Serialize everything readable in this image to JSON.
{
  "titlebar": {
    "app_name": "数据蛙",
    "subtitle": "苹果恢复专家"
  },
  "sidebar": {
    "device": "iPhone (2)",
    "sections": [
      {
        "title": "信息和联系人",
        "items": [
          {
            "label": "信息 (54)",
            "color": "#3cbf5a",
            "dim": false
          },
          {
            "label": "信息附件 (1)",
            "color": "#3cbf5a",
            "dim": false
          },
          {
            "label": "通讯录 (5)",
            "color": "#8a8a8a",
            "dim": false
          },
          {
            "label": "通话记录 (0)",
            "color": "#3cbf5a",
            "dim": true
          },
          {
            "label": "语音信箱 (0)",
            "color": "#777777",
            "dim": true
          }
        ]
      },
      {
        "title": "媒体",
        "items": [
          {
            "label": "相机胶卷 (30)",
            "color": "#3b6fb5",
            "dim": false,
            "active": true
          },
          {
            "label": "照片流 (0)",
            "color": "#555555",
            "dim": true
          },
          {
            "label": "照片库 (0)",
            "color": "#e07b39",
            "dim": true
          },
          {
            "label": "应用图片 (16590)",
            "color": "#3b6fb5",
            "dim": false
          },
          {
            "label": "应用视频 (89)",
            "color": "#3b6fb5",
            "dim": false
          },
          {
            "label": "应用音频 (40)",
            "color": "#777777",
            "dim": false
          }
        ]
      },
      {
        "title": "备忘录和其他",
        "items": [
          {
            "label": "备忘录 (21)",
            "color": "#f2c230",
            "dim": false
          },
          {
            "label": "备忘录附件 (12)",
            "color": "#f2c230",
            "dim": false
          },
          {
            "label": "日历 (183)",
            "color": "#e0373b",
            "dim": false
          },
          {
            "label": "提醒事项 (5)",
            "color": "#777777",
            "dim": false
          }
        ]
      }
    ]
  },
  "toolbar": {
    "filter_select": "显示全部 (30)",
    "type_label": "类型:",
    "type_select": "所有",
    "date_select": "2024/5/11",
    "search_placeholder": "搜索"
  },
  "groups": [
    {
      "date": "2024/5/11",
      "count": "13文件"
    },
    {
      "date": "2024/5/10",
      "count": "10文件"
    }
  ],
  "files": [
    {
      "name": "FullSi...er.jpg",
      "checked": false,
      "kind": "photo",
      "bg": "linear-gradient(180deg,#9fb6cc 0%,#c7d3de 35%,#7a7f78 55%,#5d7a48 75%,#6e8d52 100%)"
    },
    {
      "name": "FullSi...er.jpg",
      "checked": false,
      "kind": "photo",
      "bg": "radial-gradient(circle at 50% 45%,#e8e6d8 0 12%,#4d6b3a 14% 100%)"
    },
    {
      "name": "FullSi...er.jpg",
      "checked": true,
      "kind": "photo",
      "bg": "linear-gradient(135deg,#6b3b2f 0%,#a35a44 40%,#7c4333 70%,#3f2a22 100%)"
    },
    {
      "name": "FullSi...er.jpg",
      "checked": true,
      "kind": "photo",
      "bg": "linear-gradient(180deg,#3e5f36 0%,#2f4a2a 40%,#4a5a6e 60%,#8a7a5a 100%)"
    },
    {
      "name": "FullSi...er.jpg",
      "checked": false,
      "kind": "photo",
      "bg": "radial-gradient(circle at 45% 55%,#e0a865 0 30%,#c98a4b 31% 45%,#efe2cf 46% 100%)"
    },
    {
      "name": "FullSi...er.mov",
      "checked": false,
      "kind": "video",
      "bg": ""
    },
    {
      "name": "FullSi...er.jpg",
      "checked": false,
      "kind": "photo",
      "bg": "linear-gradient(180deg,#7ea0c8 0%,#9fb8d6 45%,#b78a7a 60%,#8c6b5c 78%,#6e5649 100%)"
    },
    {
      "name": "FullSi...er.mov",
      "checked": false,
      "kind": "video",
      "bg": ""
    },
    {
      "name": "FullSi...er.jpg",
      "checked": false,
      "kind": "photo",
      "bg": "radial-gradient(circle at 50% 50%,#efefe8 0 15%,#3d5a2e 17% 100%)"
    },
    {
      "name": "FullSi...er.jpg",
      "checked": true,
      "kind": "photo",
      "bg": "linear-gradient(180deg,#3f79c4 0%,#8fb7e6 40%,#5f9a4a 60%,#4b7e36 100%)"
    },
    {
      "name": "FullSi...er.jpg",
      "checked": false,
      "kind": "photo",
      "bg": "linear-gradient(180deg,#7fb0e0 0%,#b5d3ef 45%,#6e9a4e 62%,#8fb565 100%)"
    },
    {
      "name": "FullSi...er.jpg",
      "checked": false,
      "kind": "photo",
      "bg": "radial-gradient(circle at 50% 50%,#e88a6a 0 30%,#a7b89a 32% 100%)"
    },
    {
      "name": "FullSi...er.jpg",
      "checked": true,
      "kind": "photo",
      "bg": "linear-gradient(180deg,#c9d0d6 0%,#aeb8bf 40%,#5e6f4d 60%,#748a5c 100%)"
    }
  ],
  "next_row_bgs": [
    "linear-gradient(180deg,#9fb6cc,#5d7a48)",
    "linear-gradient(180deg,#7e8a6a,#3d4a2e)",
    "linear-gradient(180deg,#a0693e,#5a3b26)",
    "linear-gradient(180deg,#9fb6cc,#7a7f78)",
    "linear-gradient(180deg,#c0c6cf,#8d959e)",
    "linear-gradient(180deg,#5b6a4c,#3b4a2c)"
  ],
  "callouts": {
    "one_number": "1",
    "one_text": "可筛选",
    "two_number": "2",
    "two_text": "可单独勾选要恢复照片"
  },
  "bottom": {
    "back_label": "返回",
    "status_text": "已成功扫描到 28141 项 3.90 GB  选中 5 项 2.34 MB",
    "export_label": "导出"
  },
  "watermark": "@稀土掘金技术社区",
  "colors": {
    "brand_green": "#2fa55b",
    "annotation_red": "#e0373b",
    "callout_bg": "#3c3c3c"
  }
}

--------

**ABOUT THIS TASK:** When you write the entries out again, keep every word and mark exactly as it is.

**ANSWER FOR THIS EXERCISE:**
Serialize everything readable in this image to JSON.
{
  "titlebar": {
    "app_name": "数据蛙",
    "subtitle": "苹果恢复专家"
  },
  "sidebar": {
    "device": "iPhone (2)",
    "sections": [
      {
        "title": "信息和联系人",
        "items": [
          {
            "label": "信息 (54)",
            "color": "#3cbf5a",
            "dim": false
          },
          {
            "label": "信息附件 (1)",
            "color": "#3cbf5a",
            "dim": false
          },
          {
            "label": "通讯录 (5)",
            "color": "#8a8a8a",
            "dim": false
          },
          {
            "label": "通话记录 (0)",
            "color": "#3cbf5a",
            "dim": true
          },
          {
            "label": "语音信箱 (0)",
            "color": "#777777",
            "dim": true
          }
        ]
      },
      {
        "title": "媒体",
        "items": [
          {
            "label": "相机胶卷 (30)",
            "color": "#3b6fb5",
            "dim": false,
            "active": true
          },
          {
            "label": "照片流 (0)",
            "color": "#555555",
            "dim": true
          },
          {
            "label": "照片库 (0)",
            "color": "#e07b39",
            "dim": true
          },
          {
            "label": "应用图片 (16590)",
            "color": "#3b6fb5",
            "dim": false
          },
          {
            "label": "应用视频 (89)",
            "color": "#3b6fb5",
            "dim": false
          },
          {
            "label": "应用音频 (40)",
            "color": "#777777",
            "dim": false
          }
        ]
      },
      {
        "title": "备忘录和其他",
        "items": [
          {
            "label": "备忘录 (21)",
            "color": "#f2c230",
            "dim": false
          },
          {
            "label": "备忘录附件 (12)",
            "color": "#f2c230",
            "dim": false
          },
          {
            "label": "日历 (183)",
            "color": "#e0373b",
            "dim": false
          },
          {
            "label": "提醒事项 (5)",
            "color": "#777777",
            "dim": false
          }
        ]
      }
    ]
  },
  "toolbar": {
    "filter_select": "显示全部 (30)",
    "type_label": "类型:",
    "type_select": "所有",
    "date_select": "2024/5/11",
    "search_placeholder": "搜索"
  },
  "groups": [
    {
      "date": "2024/5/11",
      "count": "13文件"
    },
    {
      "date": "2024/5/10",
      "count": "10文件"
    }
  ],
  "files": [
    {
      "name": "FullSi...er.jpg",
      "checked": false,
      "kind": "photo",
      "bg": "linear-gradient(180deg,#9fb6cc 0%,#c7d3de 35%,#7a7f78 55%,#5d7a48 75%,#6e8d52 100%)"
    },
    {
      "name": "FullSi...er.jpg",
      "checked": false,
      "kind": "photo",
      "bg": "radial-gradient(circle at 50% 45%,#e8e6d8 0 12%,#4d6b3a 14% 100%)"
    },
    {
      "name": "FullSi...er.jpg",
      "checked": true,
      "kind": "photo",
      "bg": "linear-gradient(135deg,#6b3b2f 0%,#a35a44 40%,#7c4333 70%,#3f2a22 100%)"
    },
    {
      "name": "FullSi...er.jpg",
      "checked": true,
      "kind": "photo",
      "bg": "linear-gradient(180deg,#3e5f36 0%,#2f4a2a 40%,#4a5a6e 60%,#8a7a5a 100%)"
    },
    {
      "name": "FullSi...er.jpg",
      "checked": false,
      "kind": "photo",
      "bg": "radial-gradient(circle at 45% 55%,#e0a865 0 30%,#c98a4b 31% 45%,#efe2cf 46% 100%)"
    },
    {
      "name": "FullSi...er.mov",
      "checked": false,
      "kind": "video",
      "bg": ""
    },
    {
      "name": "FullSi...er.jpg",
      "checked": false,
      "kind": "photo",
      "bg": "linear-gradient(180deg,#7ea0c8 0%,#9fb8d6 45%,#b78a7a 60%,#8c6b5c 78%,#6e5649 100%)"
    },
    {
      "name": "FullSi...er.mov",
      "checked": false,
      "kind": "video",
      "bg": ""
    },
    {
      "name": "FullSi...er.jpg",
      "checked": false,
      "kind": "photo",
      "bg": "radial-gradient(circle at 50% 50%,#efefe8 0 15%,#3d5a2e 17% 100%)"
    },
    {
      "name": "FullSi...er.jpg",
      "checked": true,
      "kind": "photo",
      "bg": "linear-gradient(180deg,#3f79c4 0%,#8fb7e6 40%,#5f9a4a 60%,#4b7e36 100%)"
    },
    {
      "name": "FullSi...er.jpg",
      "checked": false,
      "kind": "photo",
      "bg": "linear-gradient(180deg,#7fb0e0 0%,#b5d3ef 45%,#6e9a4e 62%,#8fb565 100%)"
    },
    {
      "name": "FullSi...er.jpg",
      "checked": false,
      "kind": "photo",
      "bg": "radial-gradient(circle at 50% 50%,#e88a6a 0 30%,#a7b89a 32% 100%)"
    },
    {
      "name": "FullSi...er.jpg",
      "checked": true,
      "kind": "photo",
      "bg": "linear-gradient(180deg,#c9d0d6 0%,#aeb8bf 40%,#5e6f4d 60%,#748a5c 100%)"
    }
  ],
  "next_row_bgs": [
    "linear-gradient(180deg,#9fb6cc,#5d7a48)",
    "linear-gradient(180deg,#7e8a6a,#3d4a2e)",
    "linear-gradient(180deg,#a0693e,#5a3b26)",
    "linear-gradient(180deg,#9fb6cc,#7a7f78)",
    "linear-gradient(180deg,#c0c6cf,#8d959e)",
    "linear-gradient(180deg,#5b6a4c,#3b4a2c)"
  ],
  "callouts": {
    "one_number": "1",
    "one_text": "可筛选",
    "two_number": "2",
    "two_text": "可单独勾选要恢复照片"
  },
  "bottom": {
    "back_label": "返回",
    "status_text": "已成功扫描到 28141 项 3.90 GB  选中 5 项 2.34 MB",
    "export_label": "导出"
  },
  "watermark": "@稀土掘金技术社区",
  "colors": {
    "brand_green": "#2fa55b",
    "annotation_red": "#e0373b",
    "callout_bg": "#3c3c3c"
  }
}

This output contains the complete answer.